In the last part of this installment I'll have a brief look at the network performance measured in the Oracle DBaaS environment, in particular the network interface that gets used as private interconnect in case of RAC configuration. The network performance could also be relevant when evaluating how to transfer data to the cloud database.
I've used the freely available "iperf" tool to measure the network bandwidth and got the following results:
[root@test12102rac2 ~]# iperf3 -c 10.196.49.126
Connecting to host 10.196.49.126, port 5201
[ 4] local 10.196.49.130 port 41647 connected to 10.196.49.126 port 5201
Recently I repeated the I/O related tests on a 184.108.40.206 instance for curiosity and was surprised by the fact that I consistently got significantly better results as on 220.127.116.11 and 18.104.22.168.
Now you're probably aware that the version 12.2 so far is "cloud-only", so I can't tell / test whether the version 12.2 is generically providing that increased performance or whether Oracle has optimized the underlying stack, so that previous versions in general could also benefit from better performance if they ran on the same platform. Repeated tests with versions 22.214.171.124 and 126.96.36.199 confirmed the performance figures reported in the previous installment of this series, so as of the time of writing it's only the version 12.2 that provides the improved I/O performance.

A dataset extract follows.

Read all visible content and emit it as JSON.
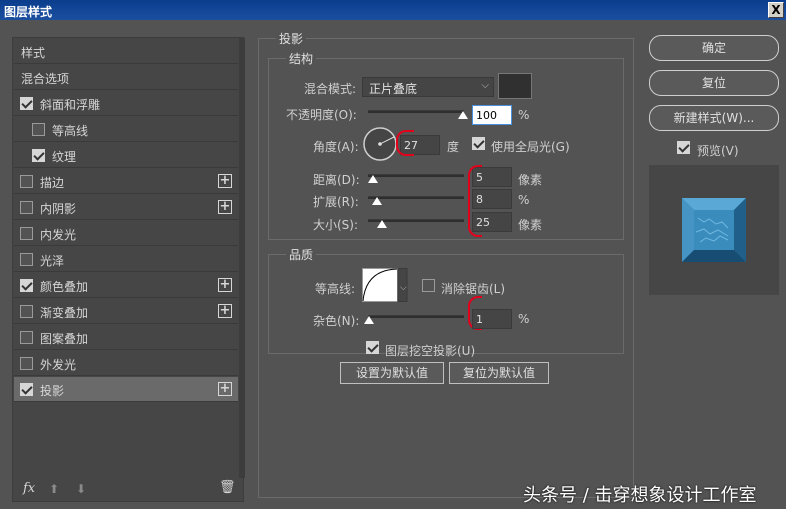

Note that as of the time of writing only a single instance configuration was supported with version 12.2, so I wasn't able to run the tests in RAC configuration.
In this second part of this installment I'll focus on the performance figures related to I/O encountered when the corresponding tests were performed on the platform.
When running with minimum sized buffer cache, direct and asynchronous I/O enabled, the following average read-only IOPS figures were measured over a period of several days (this is the test described in part three of the "performance consistency" series) .
First, running on a 4 OCPU single instance configuration (8 CPUs / 8 cores as outlined in the previous part) with either four or eight sessions:
After having looked at the performance consistency provided by the Oracle Database Cloud offering in the previous series, I'll focus here on the raw performance figures I've measured during my tests, starting with the CPU related performance findings.
One of the first surprises is related to the fact that Oracle uses a unit called "OCPU" to specify the CPU capacity provided, which is explained here:
As mentioned in the previous part of this series I've only used the "General Purpose SSD" storage type since the "Provisioned IOPS" storage was simply to expensive to me and it wasn't possible to get a trial license for that storage type.
#333333; font-family: Verdana, Arial, sans-serif;">In the next parts of this series I'll have a look at the results of similar performance consistency tests performed on a comparable Amazon RDS Oracle cloud database instance.
This is the fifth part of this installment, and before coming to comparisons to other cloud providers, in this part I show the results of the read-only test that I've already described in part three of this series, but repeated at a later point in time. The test setup was identical and can be checked in the mentioned previous part.
The reason for running the test again was the fact that I was informed during the first test run that the zone that my Oracle Cloud domain was assigned to was temporarily overloaded, which I also noticed since I wasn't able to create new services for some time.
Hence I decided to repeat the tests after it was confirmed that the issue got resolved.
This is the fourth part of this installment, comparing the performance consistency of the DBaaS cloud offering with a dedicated physical host. This time the previous read-only test was modified to be a 100% update read-write test. So every row read was updated in the following way:
for rec in (
#333333; font-family: "verdana" , "arial" , sans-serif; font-size: 13px; line-height: 16.9px;">This is the third part of this installment, comparing the performance consistency of the DBaaS cloud offering with a dedicated physical host.
This is the second part of this installment, comparing the performance consistency of the DBaaS cloud offering with a dedicated physical host. This time instead of burning CPU using a trivial PL/SQL loop (see part 1) the test harness executes a SQL statement that performs logical I/O only, so no physical I/O involved.
In order to achieve that a variation of Jonathan Lewis' good old "kill_cpu" script got executed. In principle each thread performed the following:
define tabname = &1
define thread_id = &1;